Solid Energy has confirmed it will shed 105 jobs as it restructures in a bid to stay viable.
The company said the cuts came as it continued to work with its funding partners and with Treasury in refocusing the company on its core coal mining business and divesting non-core assets and activities.
"The company has entered into consultation with staff on a change proposal which would see roles based in or reporting into its Christchurch office, cut by just under half from 234 (139 roles in Christchurch and 95 at regional sites) to 129 roles (87 and 42 respectively) resulting in a net loss of 105 roles (52 in Christchurch and 53 at regional sites).''
Solid Energy chairman Mark Ford said that company's funding partners and Treasury were undertaking a wide-ranging review of all parts of the business with a view to confirming the best strategy and structure for the company's long-term future which would see the company focus on its core coal mining capability.
The company expected to confirm the company's business model and strategy by the end of June.
"Staff in the company, particularly those who work or report into Christchurch, have had many months of uncertainty and we know that continues to be really difficult for them. We've made the decision to move on this change proposal now so that we can start to give these staff some clarity about their future,'' Mr Ford said.
"The proposal for a new corporate office structure is designed to support a refocused coal mining business which is appropriate for a coal company with our turnover, is consistent with others of a similar size in our sector and which is affordable for the business.
Some activities and operations had already been cut and the company was divesting other parts of the business, as well as surplus assets, including the Nature's Flame wood pellet business which would go on the market shortly.
"While the underground coal gasification and lignite conversion still have potential, Solid Energy is no longer in a position to be the lead sponsor of major capital projects and we are looking to transition and divest these projects to entities which have the capital, experience and appetite to progress them.

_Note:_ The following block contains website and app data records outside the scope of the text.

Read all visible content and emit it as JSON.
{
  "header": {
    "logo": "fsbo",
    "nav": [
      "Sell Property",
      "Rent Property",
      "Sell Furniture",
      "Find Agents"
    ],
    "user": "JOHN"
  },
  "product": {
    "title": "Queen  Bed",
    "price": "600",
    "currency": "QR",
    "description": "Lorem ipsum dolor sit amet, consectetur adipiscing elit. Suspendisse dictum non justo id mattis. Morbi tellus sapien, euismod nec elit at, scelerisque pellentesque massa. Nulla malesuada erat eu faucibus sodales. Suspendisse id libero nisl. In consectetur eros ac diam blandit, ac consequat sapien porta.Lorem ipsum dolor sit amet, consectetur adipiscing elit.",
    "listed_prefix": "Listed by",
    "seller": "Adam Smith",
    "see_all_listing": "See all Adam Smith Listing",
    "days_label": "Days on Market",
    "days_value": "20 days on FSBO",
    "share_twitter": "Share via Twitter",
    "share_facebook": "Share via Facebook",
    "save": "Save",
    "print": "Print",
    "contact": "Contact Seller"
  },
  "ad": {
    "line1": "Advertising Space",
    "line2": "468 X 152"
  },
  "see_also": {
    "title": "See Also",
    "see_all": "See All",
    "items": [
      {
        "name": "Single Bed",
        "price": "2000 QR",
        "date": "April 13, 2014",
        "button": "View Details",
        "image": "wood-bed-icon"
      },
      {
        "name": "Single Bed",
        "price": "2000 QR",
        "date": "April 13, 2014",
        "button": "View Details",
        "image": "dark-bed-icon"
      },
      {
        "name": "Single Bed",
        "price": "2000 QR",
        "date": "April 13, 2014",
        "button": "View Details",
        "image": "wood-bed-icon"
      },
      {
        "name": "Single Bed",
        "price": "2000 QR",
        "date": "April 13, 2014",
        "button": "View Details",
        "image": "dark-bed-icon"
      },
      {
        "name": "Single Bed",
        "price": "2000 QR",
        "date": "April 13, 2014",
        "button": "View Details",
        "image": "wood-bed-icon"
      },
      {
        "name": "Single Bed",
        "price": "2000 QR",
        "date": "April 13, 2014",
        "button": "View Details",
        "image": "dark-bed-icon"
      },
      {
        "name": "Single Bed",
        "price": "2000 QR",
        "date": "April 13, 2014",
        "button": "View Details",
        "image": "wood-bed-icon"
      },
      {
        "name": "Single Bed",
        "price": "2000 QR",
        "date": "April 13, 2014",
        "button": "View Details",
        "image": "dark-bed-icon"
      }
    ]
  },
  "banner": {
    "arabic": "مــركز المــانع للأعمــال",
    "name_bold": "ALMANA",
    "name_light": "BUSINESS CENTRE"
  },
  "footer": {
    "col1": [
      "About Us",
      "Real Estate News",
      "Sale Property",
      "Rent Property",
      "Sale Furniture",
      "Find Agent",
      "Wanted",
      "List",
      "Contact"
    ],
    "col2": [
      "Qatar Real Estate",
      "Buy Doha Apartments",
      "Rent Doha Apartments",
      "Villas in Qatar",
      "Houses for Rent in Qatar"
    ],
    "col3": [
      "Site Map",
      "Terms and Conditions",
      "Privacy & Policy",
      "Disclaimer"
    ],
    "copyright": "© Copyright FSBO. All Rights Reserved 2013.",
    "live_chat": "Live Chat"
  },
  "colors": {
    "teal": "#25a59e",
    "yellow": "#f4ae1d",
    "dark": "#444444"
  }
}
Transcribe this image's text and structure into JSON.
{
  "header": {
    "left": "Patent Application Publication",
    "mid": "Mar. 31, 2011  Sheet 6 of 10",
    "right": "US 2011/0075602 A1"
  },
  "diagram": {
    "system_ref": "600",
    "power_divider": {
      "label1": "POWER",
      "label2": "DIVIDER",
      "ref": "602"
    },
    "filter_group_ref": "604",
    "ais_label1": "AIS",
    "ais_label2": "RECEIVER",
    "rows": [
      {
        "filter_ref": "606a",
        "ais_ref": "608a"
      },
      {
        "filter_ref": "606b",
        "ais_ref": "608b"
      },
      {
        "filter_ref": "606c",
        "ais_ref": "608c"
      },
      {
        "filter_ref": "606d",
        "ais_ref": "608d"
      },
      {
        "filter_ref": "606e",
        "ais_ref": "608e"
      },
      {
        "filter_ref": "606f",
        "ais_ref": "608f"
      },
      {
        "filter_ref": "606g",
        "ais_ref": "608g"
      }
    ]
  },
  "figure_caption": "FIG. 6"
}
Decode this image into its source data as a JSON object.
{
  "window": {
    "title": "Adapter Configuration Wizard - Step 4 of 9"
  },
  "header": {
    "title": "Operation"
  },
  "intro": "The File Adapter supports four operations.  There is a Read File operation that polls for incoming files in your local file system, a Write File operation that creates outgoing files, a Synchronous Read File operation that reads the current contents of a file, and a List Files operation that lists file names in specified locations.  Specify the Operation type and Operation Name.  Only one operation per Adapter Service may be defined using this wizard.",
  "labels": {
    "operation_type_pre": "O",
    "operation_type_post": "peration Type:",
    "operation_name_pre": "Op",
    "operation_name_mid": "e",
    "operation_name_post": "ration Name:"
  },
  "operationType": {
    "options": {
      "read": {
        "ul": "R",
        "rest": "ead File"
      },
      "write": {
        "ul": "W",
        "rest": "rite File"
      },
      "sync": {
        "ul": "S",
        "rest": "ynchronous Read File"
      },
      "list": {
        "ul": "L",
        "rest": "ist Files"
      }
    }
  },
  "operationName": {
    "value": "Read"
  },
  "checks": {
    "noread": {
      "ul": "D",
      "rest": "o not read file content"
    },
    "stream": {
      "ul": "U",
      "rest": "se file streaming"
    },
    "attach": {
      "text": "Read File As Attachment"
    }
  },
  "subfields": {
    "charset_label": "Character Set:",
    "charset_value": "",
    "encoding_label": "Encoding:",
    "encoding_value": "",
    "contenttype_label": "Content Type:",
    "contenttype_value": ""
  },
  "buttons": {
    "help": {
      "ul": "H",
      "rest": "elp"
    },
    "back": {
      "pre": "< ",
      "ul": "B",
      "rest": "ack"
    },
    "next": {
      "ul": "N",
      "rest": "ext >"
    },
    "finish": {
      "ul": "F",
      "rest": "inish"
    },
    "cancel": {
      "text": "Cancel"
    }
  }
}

The company's financial situation also means that it is unlikely that we will be able to undertake any significant new coal development projects,'' Mr Ford said.
The company is now consulting on the proposal with potentially affected staff and expects to confirm the final structure for corporate staff based in and reporting to the Christchurch office by late May.
West Coast-Tasman MP Damien O'Connor said he was sympathetic with the loss of jobs in Christchurch but the remaining corporate staff should now be moved back to the Coast, which still accounted for the bulk of Solid Energy's business.
"It's very unfortunate but there have been a lot more than that laid off in the West Coast community.''
Earlier today, Finance Minister Bill English questioned Solid Energy's viability and suggested the Government might not rescue the teetering company.
State-owned enterprises (SOE's) could not expect to be propped up, Mr English told Radio New Zealand.
Solid Energy, which has debts of around $400 million, was the SOE which most worried him.
"Their particular mix may not be viable. We have to look at whether they can be restructured or whether, in the long run, there's a viable proposition there.''
Labour's SOE spokesman Clayton Cosgrove told Morning Report it was "bizarre'' for the Government to run Solid Energy into the ground through lack of oversight and negligence.
"The question now, is whether the Government will reverse its position because Mr English has previously said he would not allow it to go into receivership and, through their own negligence, let it go down the gurgler. That means more taxpayer money, more job losses.''
Mr Cosgrove said Mr English's comments were the first suggestion the Government might allow Solid Energy to tip over.
The Government was supposed to work as the shareholder with the board to ensure state-owned assets stayed viable, he said.
The West Coast is already reeling from Solid Energy cuts.
Stockton mine has lost more than 250 workers since the company hit dire straits last year. The News is seeking the latest workforce figures.
Solid Energy also axed 225 jobs at Spring Creek near Greymouth.
Another 63 jobs went at Huntly East, in the North Island, last year.
Solid Energy's former chief executive Don Elder resigned in February but remains on the payroll while he works out his notice.
Solid Energy's woes, and appeals against Bathurst Resources proposed Denniston Escarpment Mine, have prompted the establishment of a new lobby group in Buller.
Environment West Coast aims to promote and stimulate economic growth, initially by making the case for coal mining.
- APNZ, Greymouth Star, Westport News